Without omitting anything, return the records precisely as given.

[App and web page records]
·····

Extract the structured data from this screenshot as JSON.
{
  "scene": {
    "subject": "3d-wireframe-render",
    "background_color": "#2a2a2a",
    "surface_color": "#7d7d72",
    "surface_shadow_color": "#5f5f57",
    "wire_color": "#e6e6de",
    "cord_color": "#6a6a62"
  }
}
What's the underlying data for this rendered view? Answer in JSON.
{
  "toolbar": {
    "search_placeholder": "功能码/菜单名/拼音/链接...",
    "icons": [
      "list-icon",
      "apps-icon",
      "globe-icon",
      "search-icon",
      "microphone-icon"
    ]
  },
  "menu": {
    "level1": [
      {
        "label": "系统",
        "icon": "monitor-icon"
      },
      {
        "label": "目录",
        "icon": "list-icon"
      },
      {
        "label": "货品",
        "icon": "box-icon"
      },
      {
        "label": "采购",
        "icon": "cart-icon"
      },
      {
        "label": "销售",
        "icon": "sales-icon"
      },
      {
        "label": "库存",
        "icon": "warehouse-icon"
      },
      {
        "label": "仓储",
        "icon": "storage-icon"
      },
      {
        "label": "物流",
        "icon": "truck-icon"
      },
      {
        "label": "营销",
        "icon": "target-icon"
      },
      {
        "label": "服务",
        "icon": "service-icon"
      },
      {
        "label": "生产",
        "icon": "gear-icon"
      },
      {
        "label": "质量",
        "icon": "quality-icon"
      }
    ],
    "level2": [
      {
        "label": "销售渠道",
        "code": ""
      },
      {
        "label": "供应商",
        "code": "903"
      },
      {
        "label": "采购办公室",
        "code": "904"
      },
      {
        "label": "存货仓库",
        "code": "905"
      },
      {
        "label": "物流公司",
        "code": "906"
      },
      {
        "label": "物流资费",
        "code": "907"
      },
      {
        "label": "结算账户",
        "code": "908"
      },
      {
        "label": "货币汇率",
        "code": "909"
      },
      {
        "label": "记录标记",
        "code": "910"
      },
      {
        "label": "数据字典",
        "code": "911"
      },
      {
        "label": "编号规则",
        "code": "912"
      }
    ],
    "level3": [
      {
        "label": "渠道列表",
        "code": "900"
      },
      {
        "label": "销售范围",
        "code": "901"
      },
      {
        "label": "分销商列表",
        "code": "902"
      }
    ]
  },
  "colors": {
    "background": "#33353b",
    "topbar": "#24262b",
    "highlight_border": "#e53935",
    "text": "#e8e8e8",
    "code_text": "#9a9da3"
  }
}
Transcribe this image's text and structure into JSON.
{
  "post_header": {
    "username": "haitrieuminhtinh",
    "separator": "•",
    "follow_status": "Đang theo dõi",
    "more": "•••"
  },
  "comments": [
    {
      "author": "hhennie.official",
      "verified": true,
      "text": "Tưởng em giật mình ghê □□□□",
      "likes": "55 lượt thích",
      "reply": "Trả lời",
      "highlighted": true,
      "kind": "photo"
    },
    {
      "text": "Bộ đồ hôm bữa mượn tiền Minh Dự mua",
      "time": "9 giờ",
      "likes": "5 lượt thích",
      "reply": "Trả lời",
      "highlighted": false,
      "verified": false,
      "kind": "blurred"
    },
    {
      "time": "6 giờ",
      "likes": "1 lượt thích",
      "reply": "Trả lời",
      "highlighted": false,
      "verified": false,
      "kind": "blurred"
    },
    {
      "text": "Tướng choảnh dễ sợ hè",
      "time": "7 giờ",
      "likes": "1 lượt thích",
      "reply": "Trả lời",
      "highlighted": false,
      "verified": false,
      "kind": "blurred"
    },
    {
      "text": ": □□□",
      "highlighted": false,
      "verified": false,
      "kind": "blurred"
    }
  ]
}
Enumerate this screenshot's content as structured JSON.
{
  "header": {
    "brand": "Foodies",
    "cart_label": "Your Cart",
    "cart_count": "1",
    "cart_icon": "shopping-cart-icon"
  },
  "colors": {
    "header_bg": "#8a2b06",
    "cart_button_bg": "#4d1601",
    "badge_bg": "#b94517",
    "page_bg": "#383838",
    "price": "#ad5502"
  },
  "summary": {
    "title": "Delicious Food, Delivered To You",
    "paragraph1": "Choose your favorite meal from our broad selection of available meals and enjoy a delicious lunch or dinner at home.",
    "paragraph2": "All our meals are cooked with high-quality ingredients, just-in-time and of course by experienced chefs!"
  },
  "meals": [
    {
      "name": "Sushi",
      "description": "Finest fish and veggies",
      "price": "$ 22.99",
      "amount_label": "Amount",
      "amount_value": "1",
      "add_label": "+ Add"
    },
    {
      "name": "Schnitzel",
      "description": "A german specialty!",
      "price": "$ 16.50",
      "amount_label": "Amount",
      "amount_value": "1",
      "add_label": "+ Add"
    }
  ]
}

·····

Exercise solution:
Extract the structured data from this screenshot as JSON.
{
  "scene": {
    "subject": "3d-wireframe-render",
    "background_color": "#2a2a2a",
    "surface_color": "#7d7d72",
    "surface_shadow_color": "#5f5f57",
    "wire_color": "#e6e6de",
    "cord_color": "#6a6a62"
  }
}
What's the underlying data for this rendered view? Answer in JSON.
{
  "toolbar": {
    "search_placeholder": "功能码/菜单名/拼音/链接...",
    "icons": [
      "list-icon",
      "apps-icon",
      "globe-icon",
      "search-icon",
      "microphone-icon"
    ]
  },
  "menu": {
    "level1": [
      {
        "label": "系统",
        "icon": "monitor-icon"
      },
      {
        "label": "目录",
        "icon": "list-icon"
      },
      {
        "label": "货品",
        "icon": "box-icon"
      },
      {
        "label": "采购",
        "icon": "cart-icon"
      },
      {
        "label": "销售",
        "icon": "sales-icon"
      },
      {
        "label": "库存",
        "icon": "warehouse-icon"
      },
      {
        "label": "仓储",
        "icon": "storage-icon"
      },
      {
        "label": "物流",
        "icon": "truck-icon"
      },
      {
        "label": "营销",
        "icon": "target-icon"
      },
      {
        "label": "服务",
        "icon": "service-icon"
      },
      {
        "label": "生产",
        "icon": "gear-icon"
      },
      {
        "label": "质量",
        "icon": "quality-icon"
      }
    ],
    "level2": [
      {
        "label": "销售渠道",
        "code": ""
      },
      {
        "label": "供应商",
        "code": "903"
      },
      {
        "label": "采购办公室",
        "code": "904"
      },
      {
        "label": "存货仓库",
        "code": "905"
      },
      {
        "label": "物流公司",
        "code": "906"
      },
      {
        "label": "物流资费",
        "code": "907"
      },
      {
        "label": "结算账户",
        "code": "908"
      },
      {
        "label": "货币汇率",
        "code": "909"
      },
      {
        "label": "记录标记",
        "code": "910"
      },
      {
        "label": "数据字典",
        "code": "911"
      },
      {
        "label": "编号规则",
        "code": "912"
      }
    ],
    "level3": [
      {
        "label": "渠道列表",
        "code": "900"
      },
      {
        "label": "销售范围",
        "code": "901"
      },
      {
        "label": "分销商列表",
        "code": "902"
      }
    ]
  },
  "colors": {
    "background": "#33353b",
    "topbar": "#24262b",
    "highlight_border": "#e53935",
    "text": "#e8e8e8",
    "code_text": "#9a9da3"
  }
}
Transcribe this image's text and structure into JSON.
{
  "post_header": {
    "username": "haitrieuminhtinh",
    "separator": "•",
    "follow_status": "Đang theo dõi",
    "more": "•••"
  },
  "comments": [
    {
      "author": "hhennie.official",
      "verified": true,
      "text": "Tưởng em giật mình ghê □□□□",
      "likes": "55 lượt thích",
      "reply": "Trả lời",
      "highlighted": true,
      "kind": "photo"
    },
    {
      "text": "Bộ đồ hôm bữa mượn tiền Minh Dự mua",
      "time": "9 giờ",
      "likes": "5 lượt thích",
      "reply": "Trả lời",
      "highlighted": false,
      "verified": false,
      "kind": "blurred"
    },
    {
      "time": "6 giờ",
      "likes": "1 lượt thích",
      "reply": "Trả lời",
      "highlighted": false,
      "verified": false,
      "kind": "blurred"
    },
    {
      "text": "Tướng choảnh dễ sợ hè",
      "time": "7 giờ",
      "likes": "1 lượt thích",
      "reply": "Trả lời",
      "highlighted": false,
      "verified": false,
      "kind": "blurred"
    },
    {
      "text": ": □□□",
      "highlighted": false,
      "verified": false,
      "kind": "blurred"
    }
  ]
}
Enumerate this screenshot's content as structured JSON.
{
  "header": {
    "brand": "Foodies",
    "cart_label": "Your Cart",
    "cart_count": "1",
    "cart_icon": "shopping-cart-icon"
  },
  "colors": {
    "header_bg": "#8a2b06",
    "cart_button_bg": "#4d1601",
    "badge_bg": "#b94517",
    "page_bg": "#383838",
    "price": "#ad5502"
  },
  "summary": {
    "title": "Delicious Food, Delivered To You",
    "paragraph1": "Choose your favorite meal from our broad selection of available meals and enjoy a delicious lunch or dinner at home.",
    "paragraph2": "All our meals are cooked with high-quality ingredients, just-in-time and of course by experienced chefs!"
  },
  "meals": [
    {
      "name": "Sushi",
      "description": "Finest fish and veggies",
      "price": "$ 22.99",
      "amount_label": "Amount",
      "amount_value": "1",
      "add_label": "+ Add"
    },
    {
      "name": "Schnitzel",
      "description": "A german specialty!",
      "price": "$ 16.50",
      "amount_label": "Amount",
      "amount_value": "1",
      "add_label": "+ Add"
    }
  ]
}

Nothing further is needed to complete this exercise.